Hardcover, 464 pagesExpected publication: May 6th 2014 by William Morrow & Company
I received an advanced copy of this book from the publisher William Morrow via Edelweiss in exchange for an honest review. The expected publication date is May 6 2014.
It is not too often that a book will render me speechless. Many times I may find the wrong words but never speechless. This book has done that to me. I don't know where to start! To top it off, this is Hashimi's debut novel? You have to be kidding me! She really nailed it her first time out of the gate.
This story was haunting, tragic and infuriating all in one shot. Hashimi weaves a tail of two different women years apart who suffered from the oppression experienced towards woman in Afghanistan. Many times I had to remind myself that this was just a story however sadly I feel that the way these woman were treated is not purely fiction. I will be honest and say I do not know a whole lot about Afghanistan aside from the current events of the last years and I know nothing of their culture. This story did not shed a positive light on that.
To think that there are woman out there that have to endure what Rahima and Shekiba went through is the part that angered me. To know that this occurs while I am living the life of luxury also humbled me and made me thankful for what I have. This story opened my eyes to some of the "ugly" things out there in the world. To think that you have no real value because you are a daughter instead of a son. In my reality that would have made my father a failure as he had three daughters - who have all gone on to successful and fulfilling endeavours I might add.
In my opinion the mark of a truly great read has two criteria. The first is it evokes emotion and the second is that it makes me think. This did just that. I was sad and angry throughout this read. More importantly is the thoughts that it put in my head. The majority of this review has been made up of my reaction to the story and less about the plot. That my friends means this is a winner.

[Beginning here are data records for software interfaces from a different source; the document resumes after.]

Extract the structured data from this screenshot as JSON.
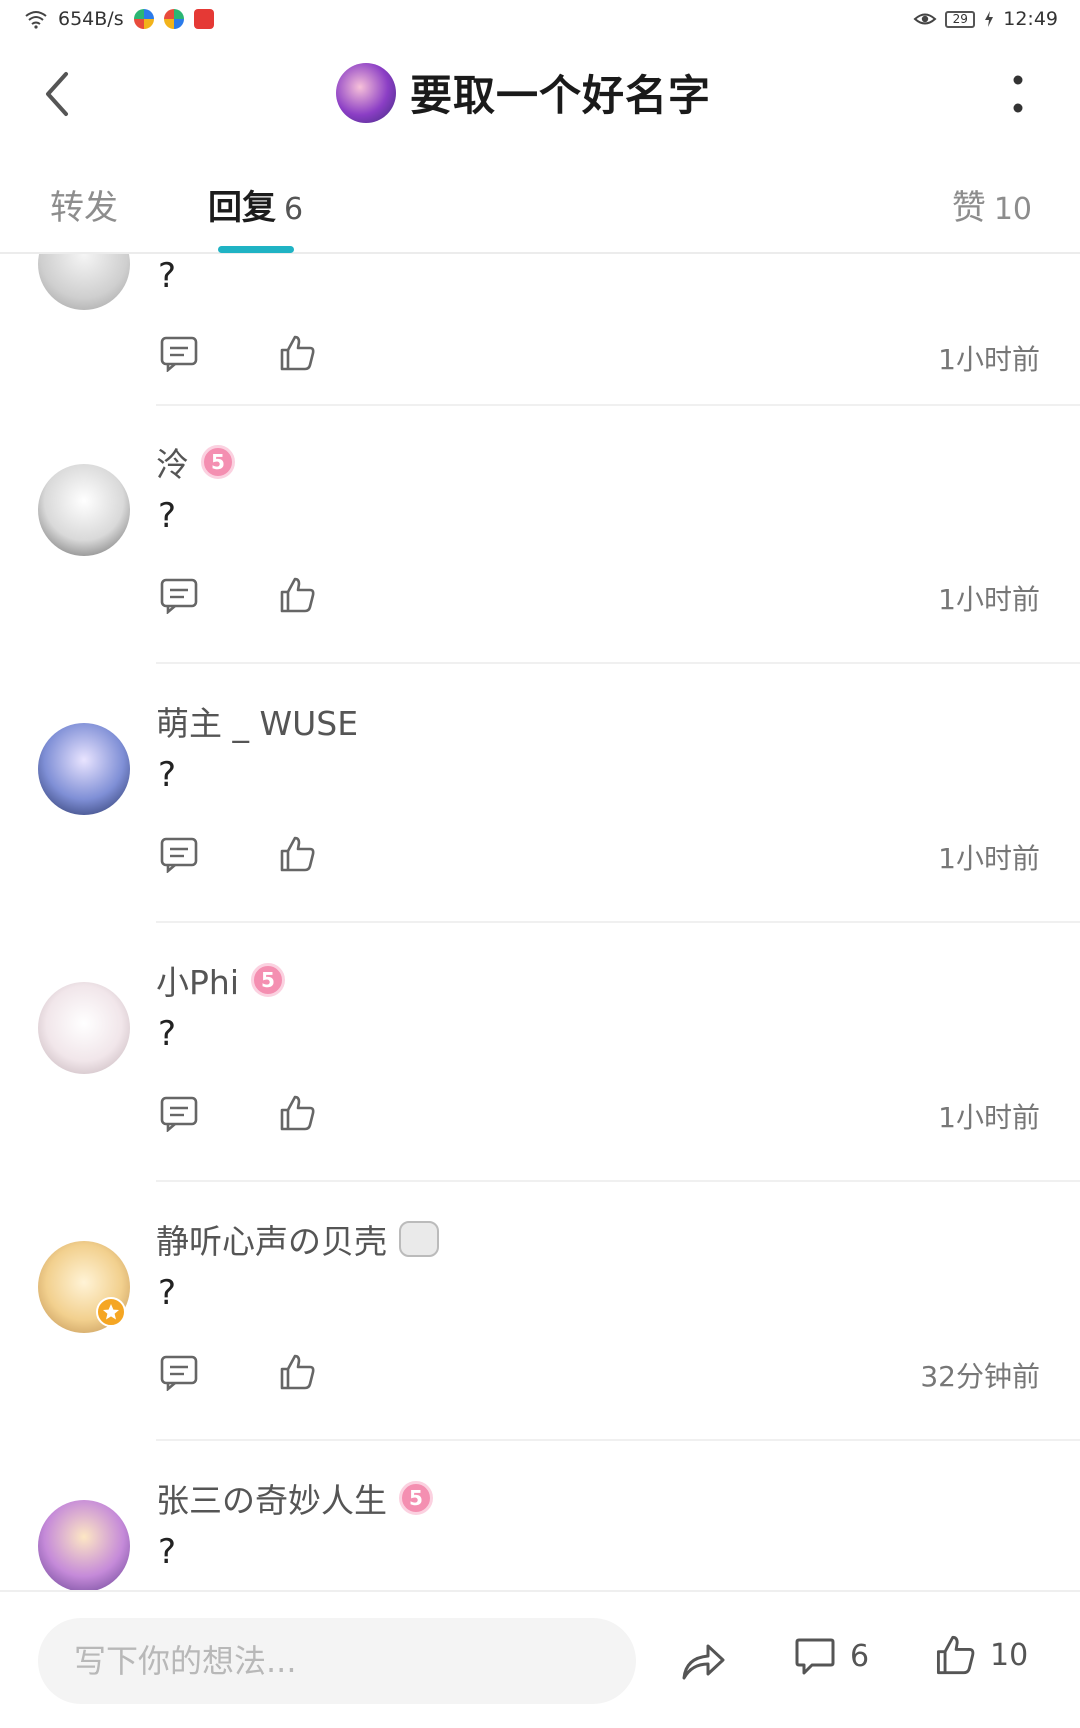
{
  "status_bar": {
    "net_speed": "654B/s",
    "battery": "29",
    "time": "12:49",
    "icons": [
      "wifi-icon",
      "app-notification-icon",
      "app-notification-icon",
      "app-notification-icon",
      "eye-icon",
      "battery-icon",
      "charging-icon"
    ]
  },
  "header": {
    "title": "要取一个好名字",
    "back_icon": "chevron-left-icon",
    "more_icon": "more-vertical-icon"
  },
  "tabs": {
    "forward_label": "转发",
    "reply_label": "回复",
    "reply_count": "6",
    "like_label": "赞",
    "like_count": "10",
    "accent": "#1fb3c4"
  },
  "comments": [
    {
      "username": "",
      "badge": "",
      "content": "?",
      "time": "1小时前"
    },
    {
      "username": "泠",
      "badge": "5",
      "content": "?",
      "time": "1小时前"
    },
    {
      "username": "萌主 _ WUSE",
      "badge": "",
      "content": "?",
      "time": "1小时前"
    },
    {
      "username": "小Phi",
      "badge": "5",
      "content": "?",
      "time": "1小时前"
    },
    {
      "username": "静听心声の贝壳",
      "badge": "sticker",
      "content": "?",
      "time": "32分钟前"
    },
    {
      "username": "张三の奇妙人生",
      "badge": "5",
      "content": "?",
      "time": ""
    }
  ],
  "bottom_bar": {
    "input_placeholder": "写下你的想法...",
    "comment_count": "6",
    "like_count": "10"
  }
}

This was an emotional and moving read (I would say poignant however I never use the most overused word in the literary review world). I would recommend this book to anyone who wants a serious yet entertaining read. This is not for the light hearted however you are rewarded ten times over. I still cannot believe this is Hashimi's first novel. I wish a had a quarter of her talent. I truly hope she releases more work in her future.